Ibrahim Khaleel Alsulaimani
In the BIO 411L course, I participated in a research project to look for bacteria from soil that have antimicrobial activities. To characterize the bacterial isolates, I performed identification experiments based on their biochemical abilities. These experiments include Gram staining to distinguish between Gram-positive and Gram-negative bacteria. Additional experiments include differentiation on the basis of (1) their metabolic activities through protein, carbohydrate and enzyme production and utilization; (2) erythrocyte lysis analysis; and (3) catalase test. In addition to learning about these biochemical assays, I also learned about how common contamination was in microbiology lab and how contamination could interfere with our experimental results.
Spectral dependence of the Verdet coefficients of Terbium Gallium Garnet and Potassium Terbium Fluoride
High power laser systems require the use of optical isolators to prevent coupling of reflected light into the pump laser. Terbium Gallium Garnet (TGG) and Potassium Terbium Fluoride (KTF) are materials used as optical isolators and while they have been grown for many years, advances in crystal growth and processing make a new set of measurements of the Verdet coefficients of these materials desirable. We present new measurements of the Verdet coefficients of TGG and KTF from 0.405 μ to 1.55 μ and derive expressions for the spectral behavior of the Verdet coefficients.
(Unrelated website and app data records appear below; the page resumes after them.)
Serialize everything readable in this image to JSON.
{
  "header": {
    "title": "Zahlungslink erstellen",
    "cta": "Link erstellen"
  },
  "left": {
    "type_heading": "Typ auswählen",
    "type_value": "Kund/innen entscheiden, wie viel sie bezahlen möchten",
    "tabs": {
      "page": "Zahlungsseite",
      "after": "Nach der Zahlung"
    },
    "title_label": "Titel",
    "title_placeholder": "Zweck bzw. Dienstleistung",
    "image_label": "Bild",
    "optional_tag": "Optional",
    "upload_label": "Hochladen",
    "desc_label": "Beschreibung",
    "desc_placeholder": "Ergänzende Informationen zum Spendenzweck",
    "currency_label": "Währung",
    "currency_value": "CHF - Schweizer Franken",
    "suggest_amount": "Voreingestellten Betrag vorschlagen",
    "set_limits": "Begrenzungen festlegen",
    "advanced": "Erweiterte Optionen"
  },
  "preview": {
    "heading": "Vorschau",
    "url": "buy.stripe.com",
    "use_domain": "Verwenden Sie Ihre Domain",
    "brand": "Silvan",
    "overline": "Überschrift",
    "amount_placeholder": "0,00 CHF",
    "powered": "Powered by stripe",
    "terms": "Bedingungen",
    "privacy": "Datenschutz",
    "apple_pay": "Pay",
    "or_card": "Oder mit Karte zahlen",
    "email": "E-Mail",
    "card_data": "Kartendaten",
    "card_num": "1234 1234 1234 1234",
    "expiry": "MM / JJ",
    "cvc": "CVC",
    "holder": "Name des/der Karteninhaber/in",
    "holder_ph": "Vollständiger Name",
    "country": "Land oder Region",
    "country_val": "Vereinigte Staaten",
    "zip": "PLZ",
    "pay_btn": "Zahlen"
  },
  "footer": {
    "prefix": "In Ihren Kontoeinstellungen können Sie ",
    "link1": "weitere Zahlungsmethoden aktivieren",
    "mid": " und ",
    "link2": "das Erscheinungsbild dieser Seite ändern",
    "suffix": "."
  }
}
Spectrum of Inclusion: How attitudes towards women’s leadership in Christian religious communities affect their autonomy and approach in ministry
Emma K. Merryman, Kevin O'Gorman, Olivia Brooke Parson, Natalie Marie Yersavich
The roles and levels of autonomy given to women in religious leadership cannot be seen solely as a theological or even denominational split. Rather, the different levels of inclusion fall along a spectrum that is truly unique to each religious community. The spectrum ranges from a strictly traditional attitude that places women in more limited roles with less organizational autonomy to a liberal interpretation which understands the inclusion of women as a broader ideological mission. Traditional communities, especially within certain Catholic parishes, heavily identify organizational direction and leadership with male priests or pastors, with women working in service-oriented roles. Women have a particularly maternal focus in their ministries and are actively discouraged when taking on approaches outside of expectations. Conversely, liberal communities do not confine female leadership roles to specific ministries, but instead, promote inclusion in all aspects of church culture. Female involvement is supported and promoted both structurally and theologically by all faith communities researched in this project. However, the specific ways in which they identify along the spectrum fundamentally alters the amount of autonomy given to women and how they approach their ministries. Discussion ranges from Catholic religious sisters to Evangelical pastors and volunteers, respecting their individual faith traditions while critically analyzing their placement along our spectrum. By comparing these examples from a variety of sociological, anthropological, and psychological perspectives, this presentation aims to provide insight into how the broader Christian faith communities affect the work of women in ministry.
Sports, Law, & Gender Inequality
Elizabeth Jean House
This research project discusses gender inequality in sports. It identifies the intersection between law and sports and investigates how the law fosters unequal treatment of women. The research question is addressed through a compilation of case studies and supporting legal research. The findings of this research support the conclusion that women experience gross dissimilarities in both treatment and pay in sports. This study raises relevant questions about discrimination in the legal system on a broader scale.